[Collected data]
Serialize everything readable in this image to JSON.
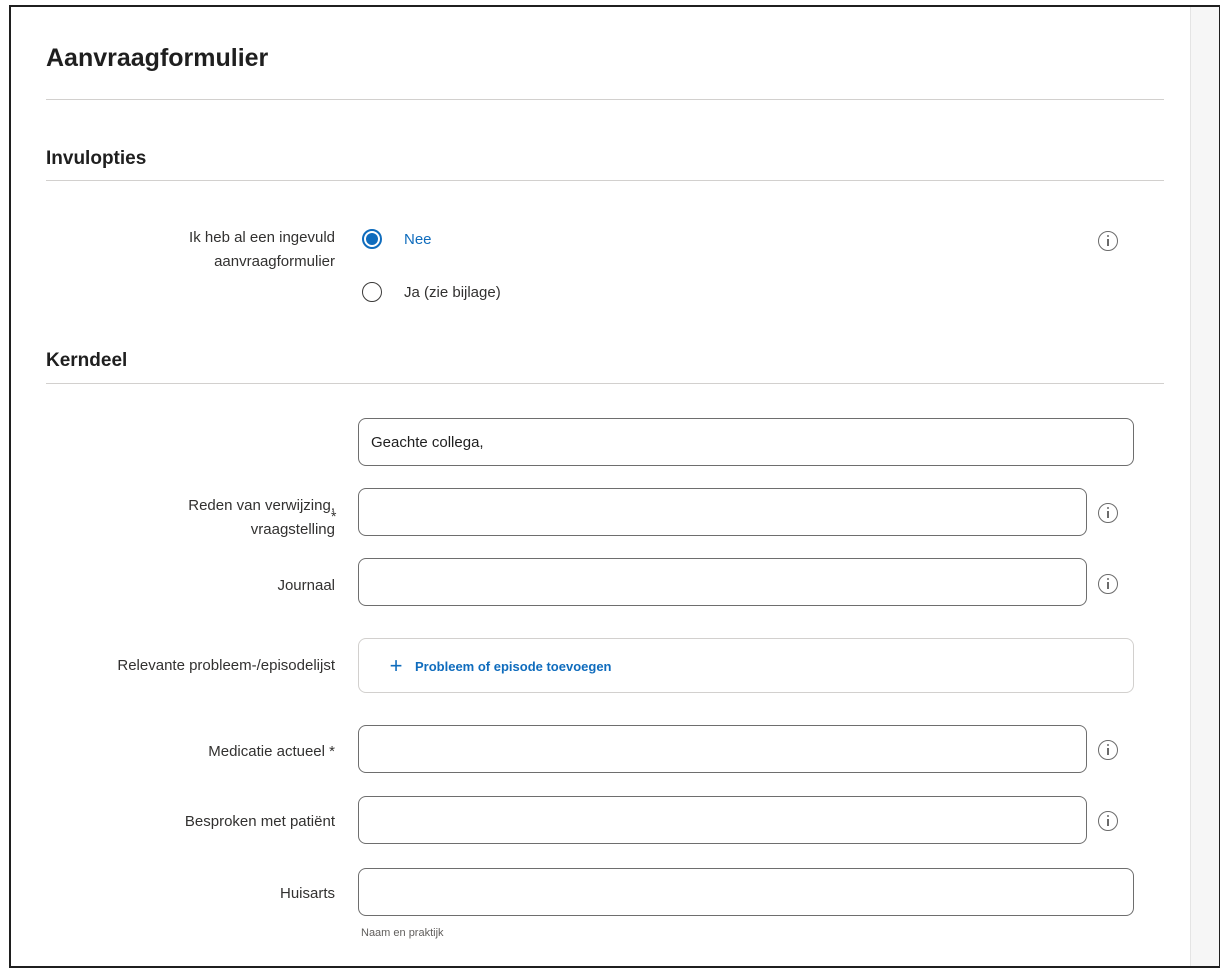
{
  "form": {
    "title": "Aanvraagformulier"
  },
  "invulopties": {
    "title": "Invulopties",
    "question_line1": "Ik heb al een ingevuld",
    "question_line2": "aanvraagformulier",
    "options": [
      {
        "label": "Nee",
        "selected": true
      },
      {
        "label": "Ja (zie bijlage)",
        "selected": false
      }
    ]
  },
  "kerndeel": {
    "title": "Kerndeel",
    "salutation": {
      "value": "Geachte collega,"
    },
    "reden": {
      "label_line1": "Reden van verwijzing,",
      "label_line2": "vraagstelling",
      "required_mark": "*",
      "value": ""
    },
    "journaal": {
      "label": "Journaal",
      "value": ""
    },
    "probleemlijst": {
      "label": "Relevante probleem-/episodelijst",
      "add_icon": "+",
      "add_label": "Probleem of episode toevoegen"
    },
    "medicatie": {
      "label": "Medicatie actueel *",
      "value": ""
    },
    "besproken": {
      "label": "Besproken met patiënt",
      "value": ""
    },
    "huisarts": {
      "label": "Huisarts",
      "value": "",
      "hint": "Naam en praktijk"
    }
  },
  "colors": {
    "accent": "#0f6cbd",
    "border": "#6e6e6e",
    "divider": "#d2d0ce"
  },
  "icons": {
    "info": "info-icon",
    "plus": "plus-icon"
  }
}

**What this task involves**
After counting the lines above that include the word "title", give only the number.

**Response to the task**
3